* _About this task_
Return every record exactly as written.

* _Information supplied_
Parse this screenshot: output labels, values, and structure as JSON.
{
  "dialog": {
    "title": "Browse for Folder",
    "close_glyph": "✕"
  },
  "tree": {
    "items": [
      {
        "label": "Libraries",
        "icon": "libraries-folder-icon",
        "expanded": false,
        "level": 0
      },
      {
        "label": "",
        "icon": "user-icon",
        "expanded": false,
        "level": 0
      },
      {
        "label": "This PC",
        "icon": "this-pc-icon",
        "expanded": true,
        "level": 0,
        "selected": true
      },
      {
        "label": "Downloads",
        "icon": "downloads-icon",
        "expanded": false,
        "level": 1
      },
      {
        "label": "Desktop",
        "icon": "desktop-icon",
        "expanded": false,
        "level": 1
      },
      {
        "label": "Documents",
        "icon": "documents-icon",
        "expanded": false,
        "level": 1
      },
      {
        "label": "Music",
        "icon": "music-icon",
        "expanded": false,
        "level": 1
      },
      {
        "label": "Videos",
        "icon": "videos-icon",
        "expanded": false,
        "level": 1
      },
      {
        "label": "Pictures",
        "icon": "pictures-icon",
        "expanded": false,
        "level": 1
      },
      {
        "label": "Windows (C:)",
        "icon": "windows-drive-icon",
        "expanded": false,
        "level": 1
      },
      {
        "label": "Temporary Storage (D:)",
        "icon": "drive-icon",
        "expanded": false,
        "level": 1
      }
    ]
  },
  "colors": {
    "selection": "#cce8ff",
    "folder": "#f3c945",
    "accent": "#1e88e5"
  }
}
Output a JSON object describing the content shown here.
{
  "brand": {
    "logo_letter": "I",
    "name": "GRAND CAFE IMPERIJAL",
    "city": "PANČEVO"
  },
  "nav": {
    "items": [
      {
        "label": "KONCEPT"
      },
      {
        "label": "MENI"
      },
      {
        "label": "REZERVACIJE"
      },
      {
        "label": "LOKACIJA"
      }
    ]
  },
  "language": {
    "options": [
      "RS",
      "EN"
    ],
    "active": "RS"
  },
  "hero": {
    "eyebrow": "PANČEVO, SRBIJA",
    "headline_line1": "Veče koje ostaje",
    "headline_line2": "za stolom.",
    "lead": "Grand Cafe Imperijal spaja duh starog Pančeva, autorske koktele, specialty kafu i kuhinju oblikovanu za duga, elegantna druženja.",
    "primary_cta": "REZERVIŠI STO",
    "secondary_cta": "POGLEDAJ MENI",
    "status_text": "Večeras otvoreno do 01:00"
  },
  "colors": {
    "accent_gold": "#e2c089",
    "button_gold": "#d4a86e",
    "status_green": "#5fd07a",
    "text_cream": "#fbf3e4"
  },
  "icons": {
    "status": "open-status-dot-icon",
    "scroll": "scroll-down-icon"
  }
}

* _Result of the task_
Parse this screenshot: output labels, values, and structure as JSON.
{
  "dialog": {
    "title": "Browse for Folder",
    "close_glyph": "✕"
  },
  "tree": {
    "items": [
      {
        "label": "Libraries",
        "icon": "libraries-folder-icon",
        "expanded": false,
        "level": 0
      },
      {
        "label": "",
        "icon": "user-icon",
        "expanded": false,
        "level": 0
      },
      {
        "label": "This PC",
        "icon": "this-pc-icon",
        "expanded": true,
        "level": 0,
        "selected": true
      },
      {
        "label": "Downloads",
        "icon": "downloads-icon",
        "expanded": false,
        "level": 1
      },
      {
        "label": "Desktop",
        "icon": "desktop-icon",
        "expanded": false,
        "level": 1
      },
      {
        "label": "Documents",
        "icon": "documents-icon",
        "expanded": false,
        "level": 1
      },
      {
        "label": "Music",
        "icon": "music-icon",
        "expanded": false,
        "level": 1
      },
      {
        "label": "Videos",
        "icon": "videos-icon",
        "expanded": false,
        "level": 1
      },
      {
        "label": "Pictures",
        "icon": "pictures-icon",
        "expanded": false,
        "level": 1
      },
      {
        "label": "Windows (C:)",
        "icon": "windows-drive-icon",
        "expanded": false,
        "level": 1
      },
      {
        "label": "Temporary Storage (D:)",
        "icon": "drive-icon",
        "expanded": false,
        "level": 1
      }
    ]
  },
  "colors": {
    "selection": "#cce8ff",
    "folder": "#f3c945",
    "accent": "#1e88e5"
  }
}
Output a JSON object describing the content shown here.
{
  "brand": {
    "logo_letter": "I",
    "name": "GRAND CAFE IMPERIJAL",
    "city": "PANČEVO"
  },
  "nav": {
    "items": [
      {
        "label": "KONCEPT"
      },
      {
        "label": "MENI"
      },
      {
        "label": "REZERVACIJE"
      },
      {
        "label": "LOKACIJA"
      }
    ]
  },
  "language": {
    "options": [
      "RS",
      "EN"
    ],
    "active": "RS"
  },
  "hero": {
    "eyebrow": "PANČEVO, SRBIJA",
    "headline_line1": "Veče koje ostaje",
    "headline_line2": "za stolom.",
    "lead": "Grand Cafe Imperijal spaja duh starog Pančeva, autorske koktele, specialty kafu i kuhinju oblikovanu za duga, elegantna druženja.",
    "primary_cta": "REZERVIŠI STO",
    "secondary_cta": "POGLEDAJ MENI",
    "status_text": "Večeras otvoreno do 01:00"
  },
  "colors": {
    "accent_gold": "#e2c089",
    "button_gold": "#d4a86e",
    "status_green": "#5fd07a",
    "text_cream": "#fbf3e4"
  },
  "icons": {
    "status": "open-status-dot-icon",
    "scroll": "scroll-down-icon"
  }
}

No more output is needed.